Hanger steak generally disappoints me, but the tandoor roasted hanger steak at fire proved to be a beefy revelation. Before ordering, I queried the server as to how they cook the steak in the tandoor. The meats (as a tandoor roasted ribeye is also offered) are kept whole, not cubed, skewered and lowered into a 700 degree clay oven where they take on a nice sear and emerge incredibly buttery.
Mr. Hot ordered the blackened tile fish which was moist and not overcooked, but bland. Overall, the accompaniments, despite how well they read on the menu, were a bit lacking in creativity and flavor, and in need of more inspiration.
Dessert, the Fire Split, was simply perfect; a muddy, fudgy brownie with salted caramel ice cream, a dollop of fresh whip cream, and bananas with a brulee crust.
With about an hour and half to kill before Saturday's dinner at Michael Symon's Lola Bistro, Mr. Hot and I found ourselves in Society. An inconspicuous young man in a suit who stood beside a blackboard with cocktail names scrolled on it, opened the door for us and directed us down the stairs and to the left.

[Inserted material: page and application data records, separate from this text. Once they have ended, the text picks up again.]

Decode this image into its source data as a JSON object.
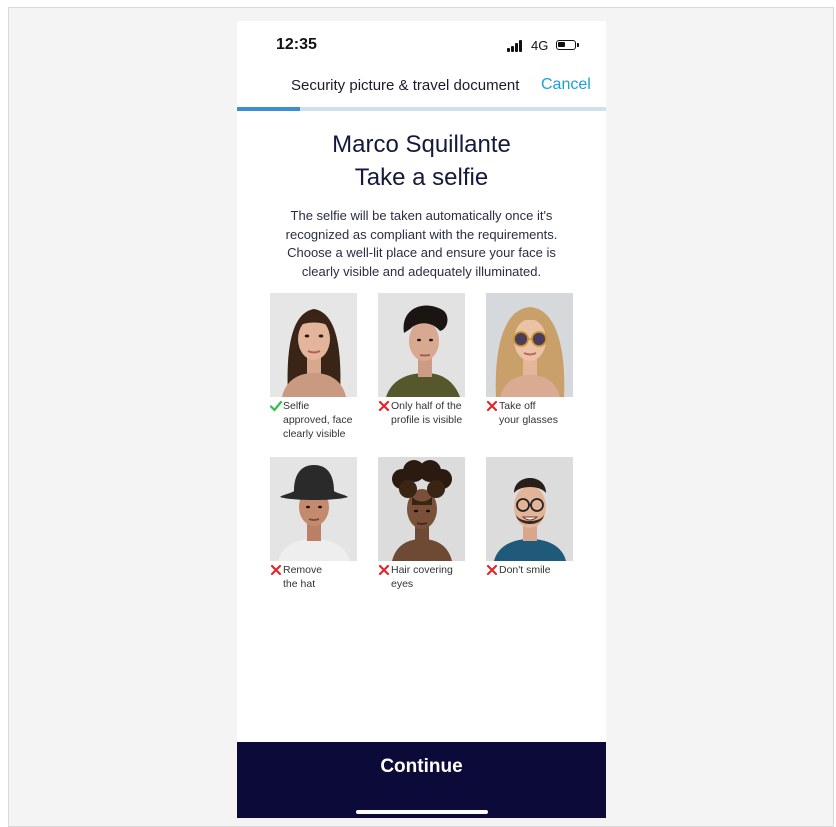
{
  "status_bar": {
    "time": "12:35",
    "network": "4G"
  },
  "header": {
    "title": "Security picture & travel document",
    "cancel_label": "Cancel",
    "progress_fraction": 0.17
  },
  "main": {
    "name": "Marco Squillante",
    "title": "Take a selfie",
    "description": "The selfie will be taken automatically once it's recognized as compliant with the requirements. Choose a well-lit place and ensure your face is clearly visible and adequately illuminated."
  },
  "examples": [
    {
      "status": "ok",
      "caption_lines": [
        "Selfie",
        "approved, face",
        "clearly visible"
      ]
    },
    {
      "status": "error",
      "caption_lines": [
        "Only half of the",
        "profile is visible"
      ]
    },
    {
      "status": "error",
      "caption_lines": [
        "Take off",
        "your glasses"
      ]
    },
    {
      "status": "error",
      "caption_lines": [
        "Remove",
        "the hat"
      ]
    },
    {
      "status": "error",
      "caption_lines": [
        "Hair covering",
        "eyes"
      ]
    },
    {
      "status": "error",
      "caption_lines": [
        "Don't smile"
      ]
    }
  ],
  "footer": {
    "continue_label": "Continue"
  },
  "colors": {
    "accent": "#1aa0d8",
    "progress": "#3a8fd0",
    "footer_bg": "#0b0a38",
    "ok": "#2bc24a",
    "error": "#e3262a"
  }
}
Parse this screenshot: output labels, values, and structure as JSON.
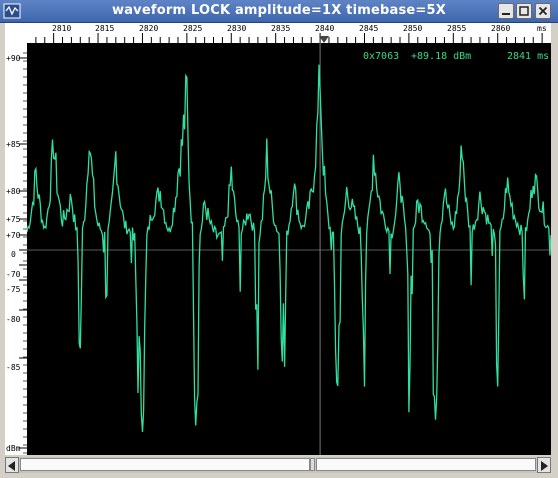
{
  "window": {
    "title": "waveform  LOCK amplitude=1X timebase=5X",
    "controls": [
      {
        "name": "minimize-button",
        "icon": "minimize-icon"
      },
      {
        "name": "maximize-button",
        "icon": "maximize-icon"
      },
      {
        "name": "close-button",
        "icon": "close-icon"
      }
    ]
  },
  "ruler_top": {
    "labels": [
      "2810",
      "2815",
      "2820",
      "2825",
      "2830",
      "2835",
      "2840",
      "2845",
      "2850",
      "2855",
      "2860",
      "ms"
    ],
    "marker_label": "2840"
  },
  "ruler_left": {
    "labels": [
      "+90",
      "+85",
      "+80",
      "+75",
      "+70",
      "0",
      "-70",
      "-75",
      "-80",
      "-85",
      "dBm"
    ]
  },
  "readout": {
    "address": "0x7063",
    "level": "+89.18 dBm",
    "time": "2841 ms"
  },
  "colors": {
    "trace": "#2fe0a0",
    "readout": "#3cd68a",
    "cursor": "#7a7a7a",
    "background": "#000000"
  },
  "chart_data": {
    "type": "line",
    "xlabel": "ms",
    "ylabel": "dBm",
    "xlim": [
      2807,
      2866
    ],
    "cursor_x": 2840,
    "x": [
      2807,
      2808,
      2809,
      2810,
      2811,
      2812,
      2813,
      2814,
      2815,
      2816,
      2817,
      2818,
      2819,
      2820,
      2821,
      2822,
      2823,
      2824,
      2825,
      2826,
      2827,
      2828,
      2829,
      2830,
      2831,
      2832,
      2833,
      2834,
      2835,
      2836,
      2837,
      2838,
      2839,
      2840,
      2841,
      2842,
      2843,
      2844,
      2845,
      2846,
      2847,
      2848,
      2849,
      2850,
      2851,
      2852,
      2853,
      2854,
      2855,
      2856,
      2857,
      2858,
      2859,
      2860,
      2861,
      2862,
      2863,
      2864,
      2865,
      2866
    ],
    "y": [
      71,
      82,
      72,
      85,
      74,
      79,
      66,
      86,
      73,
      69,
      84,
      73,
      70,
      63,
      76,
      80,
      71,
      82,
      88,
      63,
      78,
      71,
      69,
      82,
      70,
      77,
      67,
      84,
      73,
      66,
      81,
      72,
      79,
      89,
      73,
      65,
      80,
      75,
      67,
      84,
      76,
      70,
      82,
      65,
      78,
      74,
      64,
      80,
      72,
      85,
      70,
      79,
      74,
      66,
      81,
      75,
      69,
      82,
      77,
      70
    ]
  }
}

Society is the kind of place I wish we had in Montclair; cozy yet swanky, you know you're in public, but somehow feel magically invisible at the same time.
Time on our side, we started with two cocktails, Death in New York, a barrel aged cocktail, and the phenomenal, spicy, balanced Mexican Monk. While sipping our cocktails and nibbling on a meat, cheese and nut plate, Mr. Hot (obviously a brave soul) opted for a second cocktail called the Corpse Reviver #2. (What ever happened to #1? The waitress couldn't answer.) I scaled things back and had a small batch Carmenere.
Soon enough, it was 9:00 and time to walk across the street to Lola. Upon entering Lola, you get the feeling that this place has it's act together. The atmosphere is spot on, and the lighting is perfect; hip and unpretentious, the service was prompt, knowledgeable, considerate, and enthusiastic.
The appetizers at Lola were texturally contrasted. The highly recommended pork belly was undoubtedly unctuous, though the addition of the crisp pigs ear left me convinced that the pig had just jumped the shark.
The second appetizer, however, was a phenom: peas and morels with polenta and a perfectly poached egg. So smooth and flavorful, the impossibly creamy polenta was a gorgeous backdrop for the colorful, and crisp verdancy of the peas and the soft, earthy morels.
In an effort to prove that the hanger steak at Fire was really as good as I thought it was, Mr. Hot ordered the Lola the hanger steak. The verdict: fire was indeed that darn good. Though the Lola hanger boasted beautiful color and beefy aroma, it was a bit gnarly and the fries a bit ordinary.
I ordered the sturgeon with Merguez, and unfortunately, the Merguez was enormously over salted and rendered the dish nearly inedible. The staff was very accommodating and offered desserts and after dinner drinks as reparation.
For our final dinner on Sunday night, we went to the Greenhouse Tavern, just a few doors from Lola. At that point, I suspect Mr. Hot and I reached our gastronomic saturation point and stuck to appetizers, beer and wine. The Beef Tartare was delectable, smooth and palate coating. The Confit Wings were fall-of-the-bone tender and juicy, but here, again, I expected more of a flavor punch than the lemon and jalapeno "dressing" offered. The dessert, a buttered popcorn pots de creme with caramel and sea salt was pleasing and disappeared in no time.